Conservation Biology

Marine mammals face many challenges in their environment, such as finding food, competing for mates, raising offspring, avoiding disease, and evading predators. They also face challenges from human activities, including competition for food, interactions with fishing gear, pollution (trash and chemicals), and noise. Many of the challenges imposed by humans on marine mammals can be mitigated, but this can only be effectively done when sufficient information about the biology of marine mammals is known.

The goal of the Conservation Biology program is to perform fundamental research on the biology of marine mammals, including their behavior, physiology, and ecology, with the goal of mitigating human impacts and improving the conservation of marine mammal species. Applied research is also conducted to better understand how certain types of human activity affects marine mammals. For example, we study the behavioral and physiological responses of marine mammals to noise exposure.

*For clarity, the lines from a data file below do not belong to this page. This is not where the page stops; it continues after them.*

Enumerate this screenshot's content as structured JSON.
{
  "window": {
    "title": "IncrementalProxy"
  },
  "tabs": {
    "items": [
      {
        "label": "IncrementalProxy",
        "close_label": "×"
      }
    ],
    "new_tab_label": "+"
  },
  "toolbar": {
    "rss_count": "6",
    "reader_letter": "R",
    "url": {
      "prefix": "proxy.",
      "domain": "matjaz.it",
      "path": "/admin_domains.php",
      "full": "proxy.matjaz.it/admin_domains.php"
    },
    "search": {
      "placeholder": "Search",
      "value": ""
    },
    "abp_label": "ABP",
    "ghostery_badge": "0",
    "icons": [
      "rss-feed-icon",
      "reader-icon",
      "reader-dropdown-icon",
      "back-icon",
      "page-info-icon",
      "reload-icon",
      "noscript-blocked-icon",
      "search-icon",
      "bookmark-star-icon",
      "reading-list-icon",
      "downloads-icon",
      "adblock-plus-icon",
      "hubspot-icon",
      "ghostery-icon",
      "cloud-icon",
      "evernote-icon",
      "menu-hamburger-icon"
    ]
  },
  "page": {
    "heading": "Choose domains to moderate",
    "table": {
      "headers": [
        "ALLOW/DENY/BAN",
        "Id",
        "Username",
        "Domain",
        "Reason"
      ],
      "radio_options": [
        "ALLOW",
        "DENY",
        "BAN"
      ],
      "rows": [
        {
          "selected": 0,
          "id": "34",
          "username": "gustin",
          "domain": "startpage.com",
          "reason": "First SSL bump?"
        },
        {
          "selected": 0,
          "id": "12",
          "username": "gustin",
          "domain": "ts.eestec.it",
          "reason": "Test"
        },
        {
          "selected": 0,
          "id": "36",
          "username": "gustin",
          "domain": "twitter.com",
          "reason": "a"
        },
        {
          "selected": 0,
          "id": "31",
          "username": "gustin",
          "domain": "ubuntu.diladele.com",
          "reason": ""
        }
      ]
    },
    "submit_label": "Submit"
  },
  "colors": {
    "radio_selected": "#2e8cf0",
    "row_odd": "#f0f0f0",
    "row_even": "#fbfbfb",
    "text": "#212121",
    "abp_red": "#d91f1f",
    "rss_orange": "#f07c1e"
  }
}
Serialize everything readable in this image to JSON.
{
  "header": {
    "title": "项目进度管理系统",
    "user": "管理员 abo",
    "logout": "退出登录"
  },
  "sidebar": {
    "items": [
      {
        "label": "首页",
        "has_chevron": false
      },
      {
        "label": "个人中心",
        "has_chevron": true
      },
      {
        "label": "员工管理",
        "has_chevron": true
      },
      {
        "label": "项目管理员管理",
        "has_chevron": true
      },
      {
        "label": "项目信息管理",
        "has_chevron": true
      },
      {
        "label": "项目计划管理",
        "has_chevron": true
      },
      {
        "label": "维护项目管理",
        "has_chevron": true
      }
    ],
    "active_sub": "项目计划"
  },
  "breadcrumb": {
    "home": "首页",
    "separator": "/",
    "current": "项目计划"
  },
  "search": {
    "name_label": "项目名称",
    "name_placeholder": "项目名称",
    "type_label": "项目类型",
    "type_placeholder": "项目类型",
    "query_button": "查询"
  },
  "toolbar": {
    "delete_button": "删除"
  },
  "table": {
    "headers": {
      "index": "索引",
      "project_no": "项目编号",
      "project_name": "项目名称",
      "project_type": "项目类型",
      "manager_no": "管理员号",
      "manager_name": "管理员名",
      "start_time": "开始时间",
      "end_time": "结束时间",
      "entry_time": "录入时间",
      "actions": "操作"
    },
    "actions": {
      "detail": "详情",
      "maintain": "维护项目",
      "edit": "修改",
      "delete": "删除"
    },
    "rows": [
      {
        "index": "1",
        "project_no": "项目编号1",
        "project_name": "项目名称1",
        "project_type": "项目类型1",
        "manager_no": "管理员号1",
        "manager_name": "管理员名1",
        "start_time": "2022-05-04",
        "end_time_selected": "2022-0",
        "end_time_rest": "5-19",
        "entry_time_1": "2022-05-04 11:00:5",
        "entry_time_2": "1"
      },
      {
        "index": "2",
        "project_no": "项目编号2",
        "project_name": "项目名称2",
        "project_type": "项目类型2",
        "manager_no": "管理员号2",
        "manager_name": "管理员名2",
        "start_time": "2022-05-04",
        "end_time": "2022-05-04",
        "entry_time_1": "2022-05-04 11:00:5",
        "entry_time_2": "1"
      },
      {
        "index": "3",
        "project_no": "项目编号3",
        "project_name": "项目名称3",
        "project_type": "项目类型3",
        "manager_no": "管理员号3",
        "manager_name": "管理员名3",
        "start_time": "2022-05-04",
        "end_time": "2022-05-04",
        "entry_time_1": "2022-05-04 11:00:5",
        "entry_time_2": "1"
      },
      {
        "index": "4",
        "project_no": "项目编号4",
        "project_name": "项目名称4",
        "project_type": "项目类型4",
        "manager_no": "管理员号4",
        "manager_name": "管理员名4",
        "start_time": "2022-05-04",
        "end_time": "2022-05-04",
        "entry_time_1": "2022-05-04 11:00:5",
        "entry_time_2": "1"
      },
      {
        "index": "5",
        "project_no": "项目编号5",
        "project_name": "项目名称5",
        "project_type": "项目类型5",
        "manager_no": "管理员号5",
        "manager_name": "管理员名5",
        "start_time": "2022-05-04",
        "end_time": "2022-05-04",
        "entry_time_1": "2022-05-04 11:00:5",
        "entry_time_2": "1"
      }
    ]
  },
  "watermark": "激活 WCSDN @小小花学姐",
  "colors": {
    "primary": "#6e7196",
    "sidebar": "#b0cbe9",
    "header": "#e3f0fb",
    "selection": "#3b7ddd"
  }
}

The results of studies conducted by the Conservation Biology program tie directly into the conservation efforts of the NMMF.

The information is made readily available through publications in scientific journals, presentations at scientific meetings, outreach to the community and public schools, and through NMMF social media. Members of the Conservation Biology research group also engage with federal regulators to ensure they are informed of the latest science relevant to marine mammal conservation and management.

Acoustic Monitoring of River Dolphins in the Amazon

The NMMF is collaborating with the Universitat Politècnica de Catalunya (UPC) in the Amazon to obtain a better understanding of the population structure and habitat use of the tucuxi (Sotalia fluviatilis) and the boto (Inia geoffrensis). Both of these odontocetes are threatened by human encroachment, fishing, and other activities in the Amazon. The IUCN has designated the boto as endangered, but no designation has been made for the tucuxi because it is considered data deficient, i.e. population sizes and habitat usage are largely unknown. The NMMF funded the installation of an acoustic recording node in an area believed to be frequently used by the dolphins. The data collected by the node contributes to improving our understanding of habitat use and resolving data deficiencies. The long-term goal of the effort is to establish a network of passive acoustic monitors throughout the Amazon that allow for real-time, remote monitoring for the presence of the river dolphins.

Biologic and Bioacoustic Research Team